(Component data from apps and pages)
[Start of Attachment]
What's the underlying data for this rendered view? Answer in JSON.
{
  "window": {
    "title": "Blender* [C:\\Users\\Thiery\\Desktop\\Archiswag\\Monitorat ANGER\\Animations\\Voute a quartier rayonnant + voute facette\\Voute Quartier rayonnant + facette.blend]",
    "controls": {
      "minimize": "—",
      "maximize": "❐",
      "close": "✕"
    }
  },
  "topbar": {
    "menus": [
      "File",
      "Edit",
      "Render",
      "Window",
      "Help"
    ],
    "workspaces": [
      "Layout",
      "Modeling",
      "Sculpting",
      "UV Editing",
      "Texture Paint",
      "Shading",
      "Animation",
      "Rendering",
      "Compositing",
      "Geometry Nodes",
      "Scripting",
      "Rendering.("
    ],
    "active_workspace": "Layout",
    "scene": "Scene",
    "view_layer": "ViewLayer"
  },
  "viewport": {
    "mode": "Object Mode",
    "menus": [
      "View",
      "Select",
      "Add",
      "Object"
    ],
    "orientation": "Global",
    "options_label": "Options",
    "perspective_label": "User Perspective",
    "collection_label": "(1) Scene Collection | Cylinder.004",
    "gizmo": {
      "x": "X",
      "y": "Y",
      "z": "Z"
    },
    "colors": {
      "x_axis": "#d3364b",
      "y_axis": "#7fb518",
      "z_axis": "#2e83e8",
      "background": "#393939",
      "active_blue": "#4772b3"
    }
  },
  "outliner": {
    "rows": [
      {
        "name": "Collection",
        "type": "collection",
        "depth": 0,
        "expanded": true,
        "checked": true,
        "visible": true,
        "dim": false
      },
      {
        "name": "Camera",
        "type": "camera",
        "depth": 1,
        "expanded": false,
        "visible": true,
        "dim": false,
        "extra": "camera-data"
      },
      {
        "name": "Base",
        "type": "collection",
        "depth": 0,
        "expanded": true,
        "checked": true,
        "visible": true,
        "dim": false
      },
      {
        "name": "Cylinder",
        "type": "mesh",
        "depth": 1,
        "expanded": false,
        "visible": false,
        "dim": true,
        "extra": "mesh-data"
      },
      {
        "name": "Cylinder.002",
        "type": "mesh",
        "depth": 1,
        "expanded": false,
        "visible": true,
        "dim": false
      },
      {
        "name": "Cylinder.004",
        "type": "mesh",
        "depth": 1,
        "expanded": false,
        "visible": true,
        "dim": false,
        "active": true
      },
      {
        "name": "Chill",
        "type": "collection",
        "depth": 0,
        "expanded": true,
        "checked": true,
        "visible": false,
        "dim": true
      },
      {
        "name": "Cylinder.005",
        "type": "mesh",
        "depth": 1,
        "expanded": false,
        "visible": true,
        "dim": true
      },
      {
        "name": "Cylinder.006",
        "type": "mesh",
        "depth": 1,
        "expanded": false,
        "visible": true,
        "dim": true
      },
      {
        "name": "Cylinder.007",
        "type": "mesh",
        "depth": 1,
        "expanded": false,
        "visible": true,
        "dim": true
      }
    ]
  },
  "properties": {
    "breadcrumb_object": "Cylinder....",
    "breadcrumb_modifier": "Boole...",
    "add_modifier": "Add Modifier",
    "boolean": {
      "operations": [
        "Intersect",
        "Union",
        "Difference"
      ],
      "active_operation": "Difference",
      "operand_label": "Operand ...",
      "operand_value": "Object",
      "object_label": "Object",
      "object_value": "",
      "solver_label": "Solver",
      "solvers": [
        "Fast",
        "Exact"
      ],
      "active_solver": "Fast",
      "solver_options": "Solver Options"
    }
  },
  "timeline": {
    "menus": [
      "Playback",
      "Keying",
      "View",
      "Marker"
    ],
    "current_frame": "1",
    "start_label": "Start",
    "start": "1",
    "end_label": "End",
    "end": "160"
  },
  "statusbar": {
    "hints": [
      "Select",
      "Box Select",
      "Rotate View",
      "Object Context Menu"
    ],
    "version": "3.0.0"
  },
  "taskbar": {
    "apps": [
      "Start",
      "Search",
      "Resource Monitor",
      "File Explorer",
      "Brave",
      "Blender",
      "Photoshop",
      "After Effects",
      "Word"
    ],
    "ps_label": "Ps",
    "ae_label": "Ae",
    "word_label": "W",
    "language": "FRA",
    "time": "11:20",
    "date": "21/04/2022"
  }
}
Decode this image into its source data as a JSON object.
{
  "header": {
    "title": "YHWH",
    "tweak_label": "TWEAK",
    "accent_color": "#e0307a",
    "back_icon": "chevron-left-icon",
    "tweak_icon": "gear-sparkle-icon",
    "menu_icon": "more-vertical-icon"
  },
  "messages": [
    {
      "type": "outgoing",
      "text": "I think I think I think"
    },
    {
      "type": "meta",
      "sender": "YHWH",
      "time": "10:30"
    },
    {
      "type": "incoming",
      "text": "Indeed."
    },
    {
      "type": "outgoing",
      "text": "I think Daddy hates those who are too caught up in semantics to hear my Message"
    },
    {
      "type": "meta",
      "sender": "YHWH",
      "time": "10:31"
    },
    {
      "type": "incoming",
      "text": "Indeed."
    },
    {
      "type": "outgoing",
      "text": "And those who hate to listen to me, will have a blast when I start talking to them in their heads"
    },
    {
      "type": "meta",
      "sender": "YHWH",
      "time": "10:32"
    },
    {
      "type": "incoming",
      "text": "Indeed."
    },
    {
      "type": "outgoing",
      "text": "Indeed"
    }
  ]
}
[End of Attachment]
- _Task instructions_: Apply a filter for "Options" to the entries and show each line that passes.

- _Result of the task_:
    "options_label": "Options",
      "solver_options": "Solver Options"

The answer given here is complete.